‘His reputation has been destroyed’: Former colleague backs MJ Akbar in court
Sunday Guardian editor Joyeeta Basu says Priya Ramani’s ‘tweets were published intentionally’
- Published 12.11.18, 4:37 PM
- Updated 12.11.18, 4:37 PM
- 2 mins read
A former woman colleague of M.J. Akbar told a Delhi court on Monday that his reputation has been “destroyed” and “damaged irreparably” due to the allegations of sexual misconduct levelled by Priya Ramani.
Joyeeta Basu, the editor of Sunday Guardian, who appeared as a witness to support the defamation case filed by Akbar, told additional chief metropolitan magistrate Samar Vishal that Ramani posted all her tweets “intentionally with a purpose to harm” Akbar’s “reputation and goodwill”.
“I have seen tweets by Priya Ramani dated October 10, 2018 and October 13, 2018. I have overcome my doubts but I know from the number of questions raised by people, I know personally that his reputation has been destroyed and damaged irreparably,” Basu told the court, which is recording the statements of witnesses produced by Akbar.
Akbar, who resigned as Union minister on October 17, had filed a private criminal defamation complaint in a Delhi court against Ramani after his name cropped up on social media when he was in Nigeria, as the #MeToo campaign raged on in India.
Ramani has accused Akbar of sexual misconduct around 20 years ago.
Basu, in her statement, said: “After reading these tweets by Ramani, I believe that this vilification was conducted and the tweets were published intentionally by Ramani with a purpose to harm Akbar’s good reputation and goodwill in the eyes of society.”
The journalist said that she has worked with Akbar for 20 years and had not heard anything “untoward” from the staff of the organisation where they worked together. He was a public figure who was held in high esteem, she said.
“I have always held Mr Akbar in high regard. He has been perfectly professional in his dealings with me. He has always been a tough taskmaster, a thorough professional and a brilliant teacher,” Basu said.
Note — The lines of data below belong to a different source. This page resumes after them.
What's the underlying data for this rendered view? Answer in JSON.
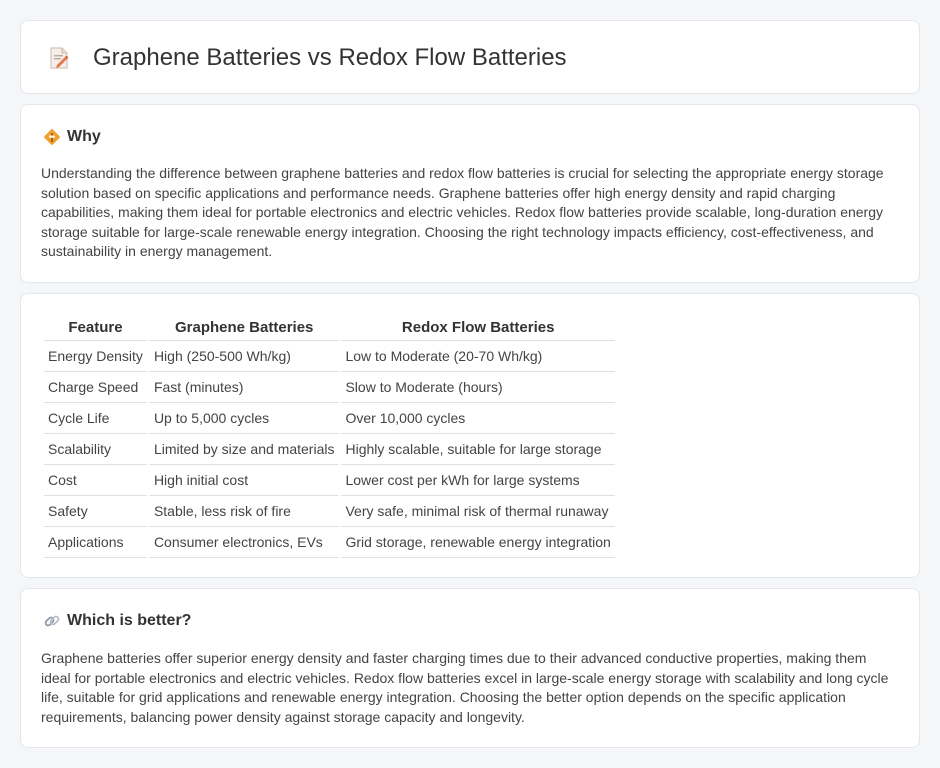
{
  "page": {
    "title": "Graphene Batteries vs Redox Flow Batteries",
    "title_icon": "document-pencil-icon"
  },
  "why": {
    "heading": "Why",
    "icon": "signpost-icon",
    "body": "Understanding the difference between graphene batteries and redox flow batteries is crucial for selecting the appropriate energy storage solution based on specific applications and performance needs. Graphene batteries offer high energy density and rapid charging capabilities, making them ideal for portable electronics and electric vehicles. Redox flow batteries provide scalable, long-duration energy storage suitable for large-scale renewable energy integration. Choosing the right technology impacts efficiency, cost-effectiveness, and sustainability in energy management."
  },
  "table": {
    "headers": [
      "Feature",
      "Graphene Batteries",
      "Redox Flow Batteries"
    ],
    "rows": [
      [
        "Energy Density",
        "High (250-500 Wh/kg)",
        "Low to Moderate (20-70 Wh/kg)"
      ],
      [
        "Charge Speed",
        "Fast (minutes)",
        "Slow to Moderate (hours)"
      ],
      [
        "Cycle Life",
        "Up to 5,000 cycles",
        "Over 10,000 cycles"
      ],
      [
        "Scalability",
        "Limited by size and materials",
        "Highly scalable, suitable for large storage"
      ],
      [
        "Cost",
        "High initial cost",
        "Lower cost per kWh for large systems"
      ],
      [
        "Safety",
        "Stable, less risk of fire",
        "Very safe, minimal risk of thermal runaway"
      ],
      [
        "Applications",
        "Consumer electronics, EVs",
        "Grid storage, renewable energy integration"
      ]
    ]
  },
  "better": {
    "heading": "Which is better?",
    "icon": "link-icon",
    "body": "Graphene batteries offer superior energy density and faster charging times due to their advanced conductive properties, making them ideal for portable electronics and electric vehicles. Redox flow batteries excel in large-scale energy storage with scalability and long cycle life, suitable for grid applications and renewable energy integration. Choosing the better option depends on the specific application requirements, balancing power density against storage capacity and longevity."
  },
  "colors": {
    "background": "#f5f6f8",
    "card": "#ffffff",
    "border": "#e3e6ea",
    "signpost_icon": "#f0a030"
  }
}
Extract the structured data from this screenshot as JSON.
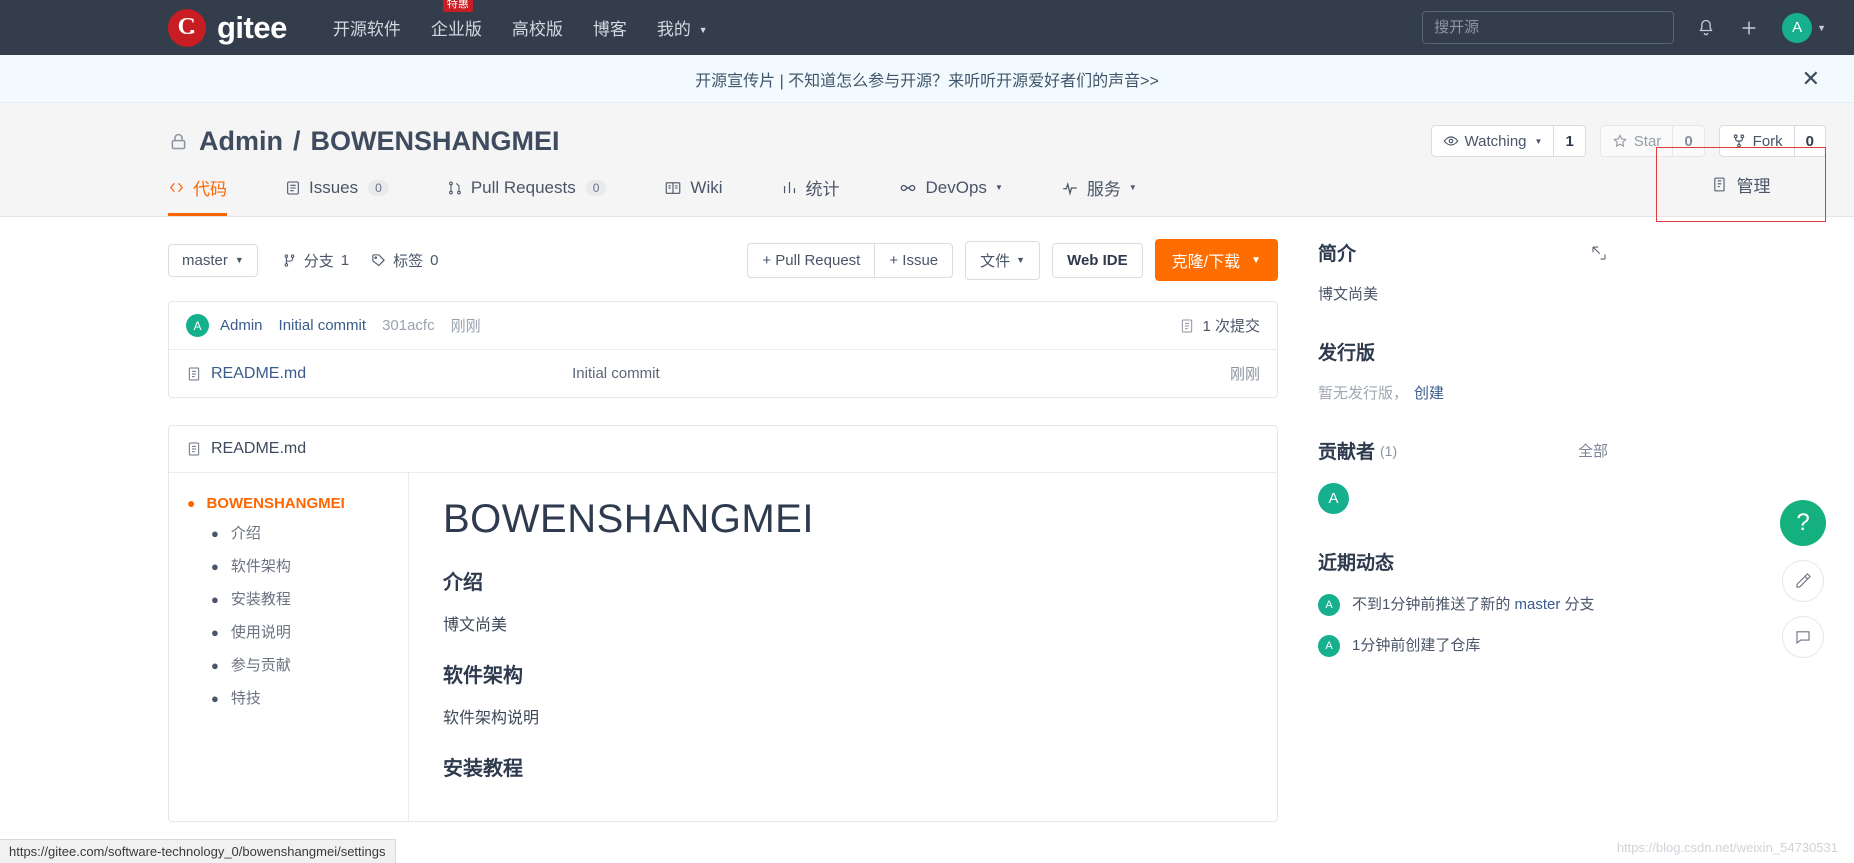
{
  "topnav": {
    "brand": "gitee",
    "items": [
      {
        "label": "开源软件",
        "caret": false,
        "badge": null
      },
      {
        "label": "企业版",
        "caret": false,
        "badge": "特惠"
      },
      {
        "label": "高校版",
        "caret": false,
        "badge": null
      },
      {
        "label": "博客",
        "caret": false,
        "badge": null
      },
      {
        "label": "我的",
        "caret": true,
        "badge": null
      }
    ],
    "search_placeholder": "搜开源",
    "search_value": "",
    "bell_icon": "bell-icon",
    "plus_icon": "plus-icon",
    "avatar_letter": "A"
  },
  "banner": {
    "text": "开源宣传片 | 不知道怎么参与开源？来听听开源爱好者们的声音>>",
    "close_icon": "close-icon"
  },
  "repo": {
    "lock_icon": "lock-icon",
    "owner": "Admin",
    "separator": "/",
    "name": "BOWENSHANGMEI",
    "actions": [
      {
        "name": "watching",
        "icon": "eye-icon",
        "label": "Watching",
        "caret": true,
        "count": "1",
        "dim": false
      },
      {
        "name": "star",
        "icon": "star-icon",
        "label": "Star",
        "caret": false,
        "count": "0",
        "dim": true
      },
      {
        "name": "fork",
        "icon": "fork-icon",
        "label": "Fork",
        "caret": false,
        "count": "0",
        "dim": false
      }
    ]
  },
  "tabs": [
    {
      "name": "code",
      "icon": "code-icon",
      "label": "代码",
      "count": null,
      "caret": false,
      "active": true
    },
    {
      "name": "issues",
      "icon": "issue-icon",
      "label": "Issues",
      "count": "0",
      "caret": false,
      "active": false
    },
    {
      "name": "pull-requests",
      "icon": "pr-icon",
      "label": "Pull Requests",
      "count": "0",
      "caret": false,
      "active": false
    },
    {
      "name": "wiki",
      "icon": "wiki-icon",
      "label": "Wiki",
      "count": null,
      "caret": false,
      "active": false
    },
    {
      "name": "stats",
      "icon": "chart-icon",
      "label": "统计",
      "count": null,
      "caret": false,
      "active": false
    },
    {
      "name": "devops",
      "icon": "infinity-icon",
      "label": "DevOps",
      "count": null,
      "caret": true,
      "active": false
    },
    {
      "name": "services",
      "icon": "pulse-icon",
      "label": "服务",
      "count": null,
      "caret": true,
      "active": false
    }
  ],
  "manage_tab": {
    "icon": "manage-icon",
    "label": "管理",
    "highlight_color": "#e23a3a"
  },
  "toolbar": {
    "branch": "master",
    "branches_icon": "branch-icon",
    "branches_label": "分支",
    "branches_count": "1",
    "tags_icon": "tag-icon",
    "tags_label": "标签",
    "tags_count": "0",
    "pull_request": "+ Pull Request",
    "issue": "+ Issue",
    "files": "文件",
    "web_ide": "Web IDE",
    "clone": "克隆/下载"
  },
  "commit": {
    "avatar_letter": "A",
    "author": "Admin",
    "message": "Initial commit",
    "sha": "301acfc",
    "time": "刚刚",
    "count_icon": "commit-icon",
    "count_label": "1 次提交"
  },
  "file": {
    "icon": "file-icon",
    "name": "README.md",
    "message": "Initial commit",
    "time": "刚刚"
  },
  "readme": {
    "header_icon": "file-icon",
    "header": "README.md",
    "toc": {
      "root": "BOWENSHANGMEI",
      "items": [
        "介绍",
        "软件架构",
        "安装教程",
        "使用说明",
        "参与贡献",
        "特技"
      ]
    },
    "content": {
      "h1": "BOWENSHANGMEI",
      "sections": [
        {
          "heading": "介绍",
          "body": "博文尚美"
        },
        {
          "heading": "软件架构",
          "body": "软件架构说明"
        },
        {
          "heading": "安装教程",
          "body": ""
        }
      ]
    }
  },
  "sidebar": {
    "intro": {
      "title": "简介",
      "edit_icon": "edit-icon",
      "text": "博文尚美"
    },
    "releases": {
      "title": "发行版",
      "empty_text": "暂无发行版，",
      "create_link": "创建"
    },
    "contributors": {
      "title": "贡献者",
      "count": "(1)",
      "all_link": "全部",
      "avatars": [
        "A"
      ]
    },
    "activity": {
      "title": "近期动态",
      "items": [
        {
          "avatar": "A",
          "prefix": "不到1分钟前推送了新的 ",
          "link": "master",
          "suffix": " 分支"
        },
        {
          "avatar": "A",
          "prefix": "1分钟前创建了仓库",
          "link": "",
          "suffix": ""
        }
      ]
    }
  },
  "floating": [
    {
      "name": "help-fab",
      "icon": "question-icon",
      "glyph": "?"
    },
    {
      "name": "feedback-fab",
      "icon": "pencil-icon",
      "glyph": ""
    },
    {
      "name": "chat-fab",
      "icon": "chat-icon",
      "glyph": ""
    }
  ],
  "statusbar": {
    "url": "https://gitee.com/software-technology_0/bowenshangmei/settings"
  },
  "watermark": "https://blog.csdn.net/weixin_54730531"
}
She said she considered him to be “a brilliant journalist, a scholarly writer and a thorough gentleman with an impeccable reputation”.
Basu said that she was “shocked, disappointed, embarrassed” to see Ramani’s tweets against Akbar and “in spite of my experience with him, his image, his reputation took a beating in my eyes on reading these tweet/article”.
She said: “It was aggravated during my interaction with friends and colleagues who had read and heard about the widely publicised tweets and articles and asked me whether he was really like that? They questioned his character and said that his image has taken a severe beating and had been lowered in their eyes. They said that his reputation had been permanently damaged as far as they were concerned.”
The court has now posted the matter for next hearing on December 7, when it is likely to record the statement of another witness named by Akbar in his complaint.
Akbar had earlier told the court in his statement that an “immediate damage” has been caused to him due to the “scurrilous”, concocted and false allegations of sexual misconduct levelled against him.
Multiple women have come out with accounts of alleged sexual harassment by him while he was working as a journalist.
He had termed the allegations “false, fabricated and deeply distressing” and said he was taking appropriate legal action against them.